A. B. Faust speculates that the appellative "Latin settlement" or "Latin farmers" was first used in connection with some German settlers of Belleville, Illinois, a large group of men who had been members of the "Burschenschaften," the German student fraternities of a political cast, which had been made special objects of vengeance by the arbitrary governors of the reactionary period in Germany. Many friends of gymnasium or university days gathered together within the radius of a few miles. Such were George Engelmann, G. Bunsen, A. Berchelmann, Gustav Körner, Theodor Hilgard, Theodor J. Krafft, Georg Neuhoff, Theodor and Adolf Engelmann, Karl Schreiber, Karl Friedrich, Ernst Decker, Wilhelm Weber, August Dilg. In 1849 there was added Friedrich Hecker, the leader of the insurrectionary forces in Baden during the revolution of 1848–49. At the university Hecker had fought a duel with Gustav Körner; now these men extended to one another the hand of comradeship in their new home.

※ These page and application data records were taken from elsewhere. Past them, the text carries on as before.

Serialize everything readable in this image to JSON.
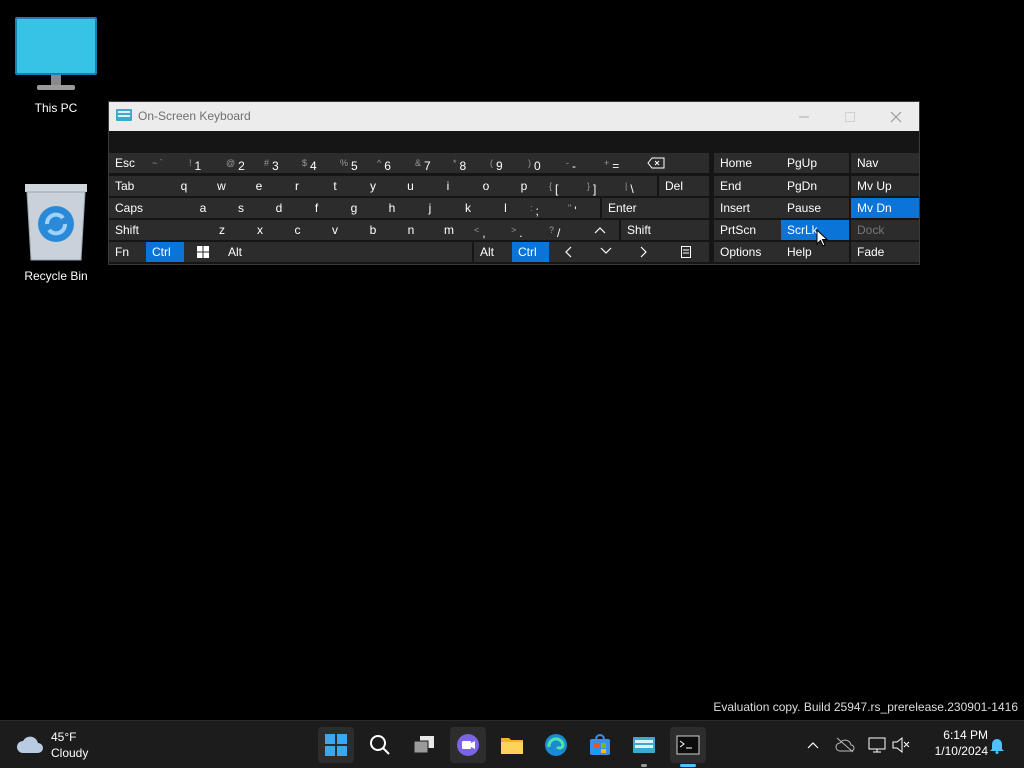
{
  "desktop": {
    "this_pc": "This PC",
    "recycle_bin": "Recycle Bin"
  },
  "window": {
    "title": "On-Screen Keyboard"
  },
  "keyboard": {
    "row1": {
      "esc": "Esc",
      "tilde": [
        "~ `",
        ""
      ],
      "one": [
        "!",
        "1"
      ],
      "two": [
        "@",
        "2"
      ],
      "three": [
        "#",
        "3"
      ],
      "four": [
        "$",
        "4"
      ],
      "five": [
        "%",
        "5"
      ],
      "six": [
        "^",
        "6"
      ],
      "seven": [
        "&",
        "7"
      ],
      "eight": [
        "*",
        "8"
      ],
      "nine": [
        "(",
        "9"
      ],
      "zero": [
        ")",
        "0"
      ],
      "minus": [
        "-",
        "-"
      ],
      "equals": [
        "+",
        "="
      ]
    },
    "row2": {
      "tab": "Tab",
      "letters": [
        "q",
        "w",
        "e",
        "r",
        "t",
        "y",
        "u",
        "i",
        "o",
        "p"
      ],
      "bracket_open": [
        "{",
        "["
      ],
      "bracket_close": [
        "}",
        "]"
      ],
      "backslash": [
        "|",
        "\\"
      ],
      "del": "Del"
    },
    "row3": {
      "caps": "Caps",
      "letters": [
        "a",
        "s",
        "d",
        "f",
        "g",
        "h",
        "j",
        "k",
        "l"
      ],
      "semicolon": [
        ":",
        ";"
      ],
      "quote": [
        "\"",
        "'"
      ],
      "enter": "Enter"
    },
    "row4": {
      "shift_left": "Shift",
      "letters": [
        "z",
        "x",
        "c",
        "v",
        "b",
        "n",
        "m"
      ],
      "comma": [
        "<",
        ","
      ],
      "period": [
        ">",
        "."
      ],
      "slash": [
        "?",
        "/"
      ],
      "shift_right": "Shift"
    },
    "row5": {
      "fn": "Fn",
      "ctrl_left": "Ctrl",
      "alt_left": "Alt",
      "alt_right": "Alt",
      "ctrl_right": "Ctrl"
    },
    "nav": {
      "home": "Home",
      "pgup": "PgUp",
      "nav": "Nav",
      "end": "End",
      "pgdn": "PgDn",
      "mvup": "Mv Up",
      "insert": "Insert",
      "pause": "Pause",
      "mvdn": "Mv Dn",
      "prtscn": "PrtScn",
      "scrlk": "ScrLk",
      "dock": "Dock",
      "options": "Options",
      "help": "Help",
      "fade": "Fade"
    }
  },
  "taskbar": {
    "weather_temp": "45°F",
    "weather_cond": "Cloudy",
    "time": "6:14 PM",
    "date": "1/10/2024"
  },
  "watermark": "Evaluation copy. Build 25947.rs_prerelease.230901-1416",
  "colors": {
    "accent": "#0a74d8",
    "key": "#2c2c2c",
    "keyboard_bg": "#151515"
  }
}
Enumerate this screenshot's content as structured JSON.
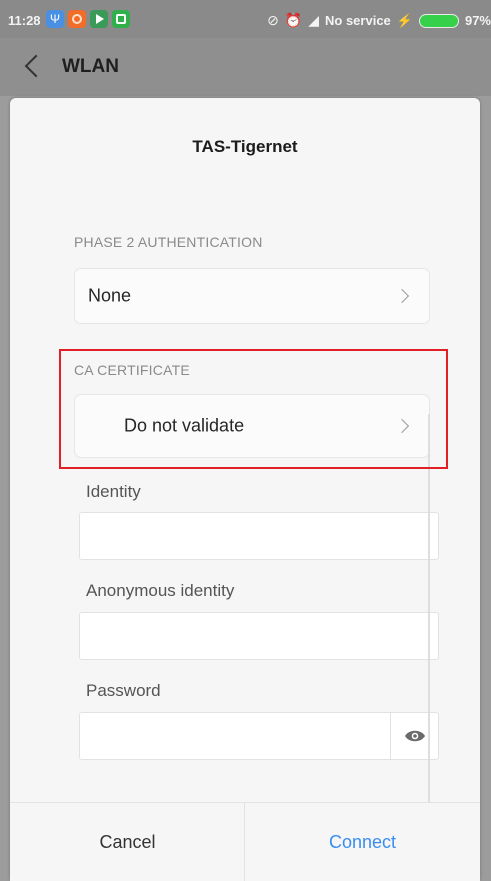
{
  "status_bar": {
    "time": "11:28",
    "network": "No service",
    "battery": "97%",
    "battery_color": "#37d04a"
  },
  "header": {
    "title": "WLAN"
  },
  "dialog": {
    "title": "TAS-Tigernet",
    "phase2": {
      "label": "PHASE 2 AUTHENTICATION",
      "value": "None"
    },
    "ca_certificate": {
      "label": "CA CERTIFICATE",
      "value": "Do not validate"
    },
    "identity": {
      "label": "Identity",
      "value": ""
    },
    "anonymous_identity": {
      "label": "Anonymous identity",
      "value": ""
    },
    "password": {
      "label": "Password",
      "value": ""
    },
    "cancel_label": "Cancel",
    "connect_label": "Connect"
  },
  "colors": {
    "accent": "#3a8df0",
    "highlight": "#e21f26"
  }
}
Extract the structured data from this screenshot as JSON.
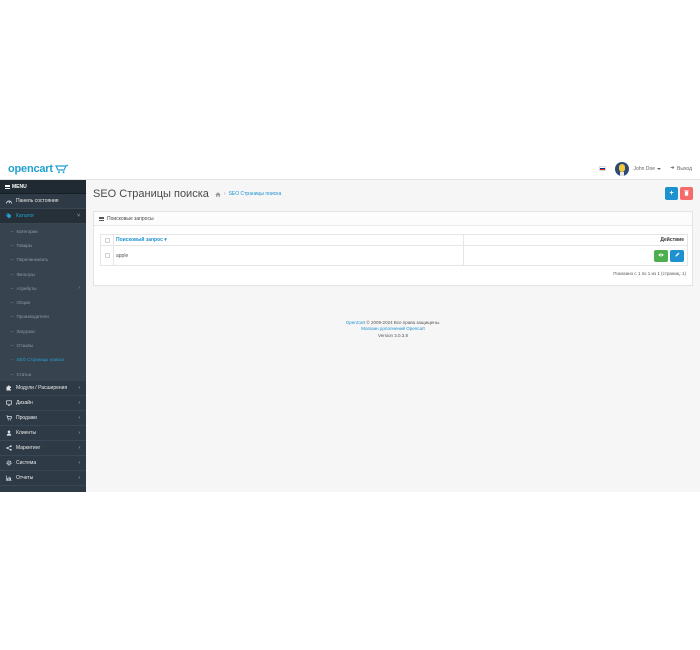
{
  "header": {
    "logo_text": "opencart",
    "user_name": "John Doe",
    "logout_label": "Выход",
    "flag_colors": [
      "#ffffff",
      "#0039a6",
      "#d52b1e"
    ]
  },
  "sidebar": {
    "menu_heading": "MENU",
    "items_top": [
      {
        "label": "Панель состояния",
        "icon": "dashboard-icon"
      },
      {
        "label": "Каталог",
        "icon": "tag-icon",
        "active": true
      }
    ],
    "catalog_sub": [
      {
        "label": "Категории"
      },
      {
        "label": "Товары"
      },
      {
        "label": "Перелинковать"
      },
      {
        "label": "Фильтры"
      },
      {
        "label": "Атрибуты",
        "has_children": true
      },
      {
        "label": "Опции"
      },
      {
        "label": "Производители"
      },
      {
        "label": "Загрузки"
      },
      {
        "label": "Отзывы"
      },
      {
        "label": "SEO Страницы поиска",
        "current": true
      },
      {
        "label": "Статьи"
      }
    ],
    "items_bottom": [
      {
        "label": "Модули / Расширения",
        "icon": "puzzle-icon"
      },
      {
        "label": "Дизайн",
        "icon": "monitor-icon"
      },
      {
        "label": "Продажи",
        "icon": "cart-icon"
      },
      {
        "label": "Клиенты",
        "icon": "user-icon"
      },
      {
        "label": "Маркетинг",
        "icon": "share-icon"
      },
      {
        "label": "Система",
        "icon": "gear-icon"
      },
      {
        "label": "Отчеты",
        "icon": "bar-chart-icon"
      }
    ]
  },
  "page": {
    "title": "SEO Страницы поиска",
    "breadcrumb": [
      "SEO Страницы поиска"
    ],
    "panel_title": "Поисковые запросы",
    "table": {
      "headers": {
        "query": "Поисковый запрос",
        "action": "Действие"
      },
      "rows": [
        {
          "query": "apple"
        }
      ]
    },
    "pagination_text": "Показано с 1 по 1 из 1 (страниц: 1)"
  },
  "footer": {
    "line1_link": "OpenCart",
    "line1_text": " © 2009-2024 Все права защищены.",
    "line2": "Магазин дополнений Opencart",
    "line3": "Version 3.0.3.8"
  },
  "colors": {
    "accent": "#1e91cf",
    "sidebar_bg": "#2e3a45",
    "danger": "#f56b6b",
    "success": "#4cae4c"
  }
}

The German immigrants of St. Clair County, Illinois, were interested and wide awake in politics. In Belleville, with over 15,000 inhabitants, it happened that for years no native-born American sat in the city council, and that all civic offices were filled by German immigrants. The county officers likewise were generally German immigrants, and their influence extended beyond the county limits. Eduard Retz was three times state treasurer, and Gustav Körner was lieutenant-governor of Illinois in 1852. Under Julius Raith, a company of German immigrants was recruited for the Mexican–American War, and during the Civil War all men capable of bearing arms fought for the cause of the Union. As early as 1836 a "Deutsche Bibliotheks-Gesellschaft" (German Library Association) was formed in Belleville, which founded a library that in 1879 contained 5,500 volumes, exclusive of public documents presented by Congress.


The five Texas settlements "officially" considered historical "Latin Settlements":

Occasionally the following locations in Texas are also named among the "Latin Settlements":

Outside Texas the following are also sometimes considered "Latin Settlements":


  • Kurt Klotzbach: "Ernst Kapp, der Gründer der 'Lateinische Kolonie' Sisterdale," in: Mindener Heimatblätter, 54. Jahrgang, Seite 21f., 1982.
  • Rudolph L. Biesele: The History of the German Settlements in Texas 1831–1861, Boeckmann-Jones Publishing House, Austin (Texas) 1930. - New edition 1964.
  • Adalbert Regenbrecht: "The German Settlers of Millheim before the Civil War," in: Southwestern Historical Quarterly, Number 20, 1916.
  • Louis Reinhardt: "The Communistic Colony of Bettina," in: Quarterly of the Texas State Historical Association, Vol. 3, 1899.
  • Annie Romberg: "Texas Literary Society of Pioneer Days," in: Southwestern Historical Quarterly, Number 52, 1948.
  • Moritz Tiling: History of the German Element in Texas from 1820 to 1850, Houston, 1913.
  • Gilbert G. Benjamin: The Germans in Texas, University of Pennsylvania, D. Appleton Co., 1909.
  • Don H. Biggers: German Pioneers in Texas, Gillespie County Edition, Fredericksburg Publishing, Fredericksburg, 1925.
  • Albert Bernhardt Faust: The German Element in the United States (2 vols.), Boston: Houghton Mifflin & Co., 1909, v. 1, pp. 458–459.

External links[edit]

  • Texas Handbook
  • Carl Wittke (1952). Refugees of Revolution: The German Forty-Eighters in America. Philadelphia: University of Pennsylvania Press. pp. 111–121.